Problem to solve:
Look through the lines below and copy each one that includes "unique".
________________
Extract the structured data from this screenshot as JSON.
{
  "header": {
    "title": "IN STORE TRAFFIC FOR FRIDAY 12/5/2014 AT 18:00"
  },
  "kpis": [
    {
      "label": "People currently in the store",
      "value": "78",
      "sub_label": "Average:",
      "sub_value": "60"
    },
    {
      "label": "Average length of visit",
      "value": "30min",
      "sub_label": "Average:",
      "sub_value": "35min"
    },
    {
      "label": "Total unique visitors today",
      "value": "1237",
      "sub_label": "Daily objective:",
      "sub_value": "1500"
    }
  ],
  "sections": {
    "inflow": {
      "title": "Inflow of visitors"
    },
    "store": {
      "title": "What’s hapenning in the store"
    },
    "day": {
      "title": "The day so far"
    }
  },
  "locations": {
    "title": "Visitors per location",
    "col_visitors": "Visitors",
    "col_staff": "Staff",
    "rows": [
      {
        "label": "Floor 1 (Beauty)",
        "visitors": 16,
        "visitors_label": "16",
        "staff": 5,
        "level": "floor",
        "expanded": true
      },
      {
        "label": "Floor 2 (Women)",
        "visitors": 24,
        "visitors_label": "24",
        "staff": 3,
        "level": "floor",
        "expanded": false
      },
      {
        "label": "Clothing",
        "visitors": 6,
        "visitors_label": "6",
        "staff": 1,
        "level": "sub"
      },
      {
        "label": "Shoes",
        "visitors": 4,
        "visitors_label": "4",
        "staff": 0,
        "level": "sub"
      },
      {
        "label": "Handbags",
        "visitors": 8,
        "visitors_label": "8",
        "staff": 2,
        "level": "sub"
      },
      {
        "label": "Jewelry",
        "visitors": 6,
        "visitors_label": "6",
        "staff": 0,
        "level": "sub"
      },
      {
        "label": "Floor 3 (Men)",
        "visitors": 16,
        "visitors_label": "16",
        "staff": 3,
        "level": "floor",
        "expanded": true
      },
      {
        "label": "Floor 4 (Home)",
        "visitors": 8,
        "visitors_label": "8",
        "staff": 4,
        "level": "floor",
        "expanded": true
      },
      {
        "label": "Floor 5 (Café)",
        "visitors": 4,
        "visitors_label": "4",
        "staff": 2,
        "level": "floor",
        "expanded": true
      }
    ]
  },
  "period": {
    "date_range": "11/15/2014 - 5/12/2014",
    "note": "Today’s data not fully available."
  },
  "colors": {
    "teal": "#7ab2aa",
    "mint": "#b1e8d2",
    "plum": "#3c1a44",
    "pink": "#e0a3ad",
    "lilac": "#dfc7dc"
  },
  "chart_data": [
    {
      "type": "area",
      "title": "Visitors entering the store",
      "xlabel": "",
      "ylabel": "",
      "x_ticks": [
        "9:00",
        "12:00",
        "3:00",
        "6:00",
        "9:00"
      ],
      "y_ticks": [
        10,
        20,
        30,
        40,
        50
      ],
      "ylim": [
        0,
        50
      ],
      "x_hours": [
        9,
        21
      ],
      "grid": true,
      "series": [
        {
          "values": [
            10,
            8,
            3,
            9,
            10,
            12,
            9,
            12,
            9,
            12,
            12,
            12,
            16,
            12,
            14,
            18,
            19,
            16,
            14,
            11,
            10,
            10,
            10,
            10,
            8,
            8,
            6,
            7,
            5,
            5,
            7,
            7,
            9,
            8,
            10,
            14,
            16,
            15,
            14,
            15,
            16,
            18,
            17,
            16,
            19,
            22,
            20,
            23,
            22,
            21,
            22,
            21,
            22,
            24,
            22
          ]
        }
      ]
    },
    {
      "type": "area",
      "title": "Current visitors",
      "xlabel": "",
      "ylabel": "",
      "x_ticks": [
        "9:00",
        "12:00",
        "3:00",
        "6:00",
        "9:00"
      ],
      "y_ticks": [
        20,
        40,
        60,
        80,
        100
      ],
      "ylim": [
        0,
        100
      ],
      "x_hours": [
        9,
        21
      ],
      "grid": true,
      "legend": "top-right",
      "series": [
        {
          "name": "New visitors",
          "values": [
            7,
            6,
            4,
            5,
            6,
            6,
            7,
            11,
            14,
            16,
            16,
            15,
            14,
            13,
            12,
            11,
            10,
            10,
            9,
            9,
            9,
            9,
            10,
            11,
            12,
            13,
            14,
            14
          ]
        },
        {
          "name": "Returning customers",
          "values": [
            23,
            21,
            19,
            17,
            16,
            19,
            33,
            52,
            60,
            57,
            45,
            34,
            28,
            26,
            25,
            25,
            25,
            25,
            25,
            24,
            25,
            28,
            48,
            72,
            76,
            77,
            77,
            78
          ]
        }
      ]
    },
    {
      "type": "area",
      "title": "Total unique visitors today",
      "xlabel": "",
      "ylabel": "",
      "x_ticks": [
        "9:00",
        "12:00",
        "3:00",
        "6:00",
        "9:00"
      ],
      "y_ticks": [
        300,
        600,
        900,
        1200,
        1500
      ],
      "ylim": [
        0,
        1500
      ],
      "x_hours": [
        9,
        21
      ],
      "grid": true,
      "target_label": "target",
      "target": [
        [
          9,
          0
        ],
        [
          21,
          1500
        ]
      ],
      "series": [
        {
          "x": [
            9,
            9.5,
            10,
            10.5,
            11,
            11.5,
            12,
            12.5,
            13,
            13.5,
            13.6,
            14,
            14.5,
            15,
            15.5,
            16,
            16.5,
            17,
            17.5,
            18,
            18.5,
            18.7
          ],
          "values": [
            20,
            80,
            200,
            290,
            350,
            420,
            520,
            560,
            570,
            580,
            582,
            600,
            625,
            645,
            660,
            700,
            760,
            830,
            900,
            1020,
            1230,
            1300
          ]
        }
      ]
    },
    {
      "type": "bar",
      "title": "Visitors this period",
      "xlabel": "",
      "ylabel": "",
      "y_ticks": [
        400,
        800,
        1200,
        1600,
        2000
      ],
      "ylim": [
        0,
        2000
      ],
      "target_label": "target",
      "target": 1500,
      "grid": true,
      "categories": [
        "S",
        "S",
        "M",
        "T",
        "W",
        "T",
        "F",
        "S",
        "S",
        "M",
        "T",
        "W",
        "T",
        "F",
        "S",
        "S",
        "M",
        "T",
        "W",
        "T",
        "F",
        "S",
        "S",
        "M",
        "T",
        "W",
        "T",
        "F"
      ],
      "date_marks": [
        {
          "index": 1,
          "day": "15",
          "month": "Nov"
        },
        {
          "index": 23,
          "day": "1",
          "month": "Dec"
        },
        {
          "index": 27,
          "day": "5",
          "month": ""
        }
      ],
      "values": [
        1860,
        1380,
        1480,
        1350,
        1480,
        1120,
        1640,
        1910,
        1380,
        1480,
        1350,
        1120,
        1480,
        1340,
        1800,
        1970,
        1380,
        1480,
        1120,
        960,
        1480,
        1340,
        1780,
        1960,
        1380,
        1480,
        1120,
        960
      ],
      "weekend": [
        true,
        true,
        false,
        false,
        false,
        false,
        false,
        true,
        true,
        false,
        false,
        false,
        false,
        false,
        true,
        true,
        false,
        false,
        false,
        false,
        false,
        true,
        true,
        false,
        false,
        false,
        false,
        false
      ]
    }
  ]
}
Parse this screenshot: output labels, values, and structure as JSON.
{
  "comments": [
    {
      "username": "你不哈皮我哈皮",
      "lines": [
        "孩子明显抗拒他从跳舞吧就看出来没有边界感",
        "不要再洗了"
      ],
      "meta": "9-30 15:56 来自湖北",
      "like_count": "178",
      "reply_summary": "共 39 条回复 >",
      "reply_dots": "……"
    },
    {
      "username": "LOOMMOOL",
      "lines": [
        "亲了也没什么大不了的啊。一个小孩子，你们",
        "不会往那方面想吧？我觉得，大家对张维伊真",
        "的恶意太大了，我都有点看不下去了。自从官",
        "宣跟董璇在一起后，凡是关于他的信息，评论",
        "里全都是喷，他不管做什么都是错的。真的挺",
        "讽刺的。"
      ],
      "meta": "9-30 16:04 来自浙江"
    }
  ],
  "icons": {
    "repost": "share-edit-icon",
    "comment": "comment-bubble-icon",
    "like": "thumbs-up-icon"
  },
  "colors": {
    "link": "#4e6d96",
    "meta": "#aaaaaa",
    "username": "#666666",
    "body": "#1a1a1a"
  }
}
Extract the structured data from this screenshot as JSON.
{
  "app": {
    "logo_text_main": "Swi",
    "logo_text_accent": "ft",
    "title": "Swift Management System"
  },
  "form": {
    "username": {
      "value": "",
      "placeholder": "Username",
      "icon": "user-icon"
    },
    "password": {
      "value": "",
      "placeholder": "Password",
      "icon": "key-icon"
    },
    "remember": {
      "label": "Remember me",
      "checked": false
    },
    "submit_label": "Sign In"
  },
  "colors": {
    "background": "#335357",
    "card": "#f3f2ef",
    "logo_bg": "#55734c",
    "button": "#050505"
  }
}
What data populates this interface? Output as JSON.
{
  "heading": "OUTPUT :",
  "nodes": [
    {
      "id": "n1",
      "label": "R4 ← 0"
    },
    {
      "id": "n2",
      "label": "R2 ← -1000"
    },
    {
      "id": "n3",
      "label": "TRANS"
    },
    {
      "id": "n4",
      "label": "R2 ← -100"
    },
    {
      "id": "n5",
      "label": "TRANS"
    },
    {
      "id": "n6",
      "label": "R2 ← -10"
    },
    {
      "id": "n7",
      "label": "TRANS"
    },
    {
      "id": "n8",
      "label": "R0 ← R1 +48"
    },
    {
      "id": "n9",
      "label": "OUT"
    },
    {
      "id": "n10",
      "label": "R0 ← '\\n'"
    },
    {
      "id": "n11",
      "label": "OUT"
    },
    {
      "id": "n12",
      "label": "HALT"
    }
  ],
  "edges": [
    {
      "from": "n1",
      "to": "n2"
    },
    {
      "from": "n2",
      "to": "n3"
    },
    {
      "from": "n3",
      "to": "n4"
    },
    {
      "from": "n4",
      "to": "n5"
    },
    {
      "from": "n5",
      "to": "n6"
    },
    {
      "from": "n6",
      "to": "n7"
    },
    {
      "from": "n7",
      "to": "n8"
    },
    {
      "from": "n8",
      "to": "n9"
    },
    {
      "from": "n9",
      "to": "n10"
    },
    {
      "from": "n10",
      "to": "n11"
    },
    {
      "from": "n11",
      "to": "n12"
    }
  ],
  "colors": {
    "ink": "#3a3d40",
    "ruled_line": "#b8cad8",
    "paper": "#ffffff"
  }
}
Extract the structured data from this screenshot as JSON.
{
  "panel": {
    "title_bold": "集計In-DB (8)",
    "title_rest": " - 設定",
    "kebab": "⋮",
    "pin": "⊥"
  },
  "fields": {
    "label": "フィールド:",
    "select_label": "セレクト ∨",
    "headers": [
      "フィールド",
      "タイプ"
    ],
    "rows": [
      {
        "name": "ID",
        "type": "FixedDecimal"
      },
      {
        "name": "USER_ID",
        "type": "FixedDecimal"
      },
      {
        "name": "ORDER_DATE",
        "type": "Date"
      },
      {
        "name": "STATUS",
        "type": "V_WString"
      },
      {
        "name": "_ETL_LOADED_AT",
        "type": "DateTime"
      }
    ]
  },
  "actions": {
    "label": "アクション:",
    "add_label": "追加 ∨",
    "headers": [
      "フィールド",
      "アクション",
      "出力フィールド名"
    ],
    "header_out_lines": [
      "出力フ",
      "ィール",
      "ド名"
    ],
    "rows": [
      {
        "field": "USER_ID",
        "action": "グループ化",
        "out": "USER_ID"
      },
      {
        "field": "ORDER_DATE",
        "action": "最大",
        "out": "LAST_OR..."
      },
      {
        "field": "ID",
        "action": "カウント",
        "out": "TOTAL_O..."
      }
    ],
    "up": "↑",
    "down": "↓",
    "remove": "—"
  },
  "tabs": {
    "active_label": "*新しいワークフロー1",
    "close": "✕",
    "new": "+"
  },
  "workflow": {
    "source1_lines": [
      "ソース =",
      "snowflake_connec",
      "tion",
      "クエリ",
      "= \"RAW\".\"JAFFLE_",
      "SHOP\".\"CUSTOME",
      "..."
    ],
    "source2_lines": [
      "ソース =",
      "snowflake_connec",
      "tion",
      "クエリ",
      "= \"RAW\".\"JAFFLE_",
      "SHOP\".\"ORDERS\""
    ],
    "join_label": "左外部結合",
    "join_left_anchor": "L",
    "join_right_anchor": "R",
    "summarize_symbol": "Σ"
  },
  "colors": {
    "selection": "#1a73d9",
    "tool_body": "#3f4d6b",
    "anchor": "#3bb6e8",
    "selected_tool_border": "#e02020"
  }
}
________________
Expected answer:
      "label": "Total unique visitors today",
      "title": "Total unique visitors today",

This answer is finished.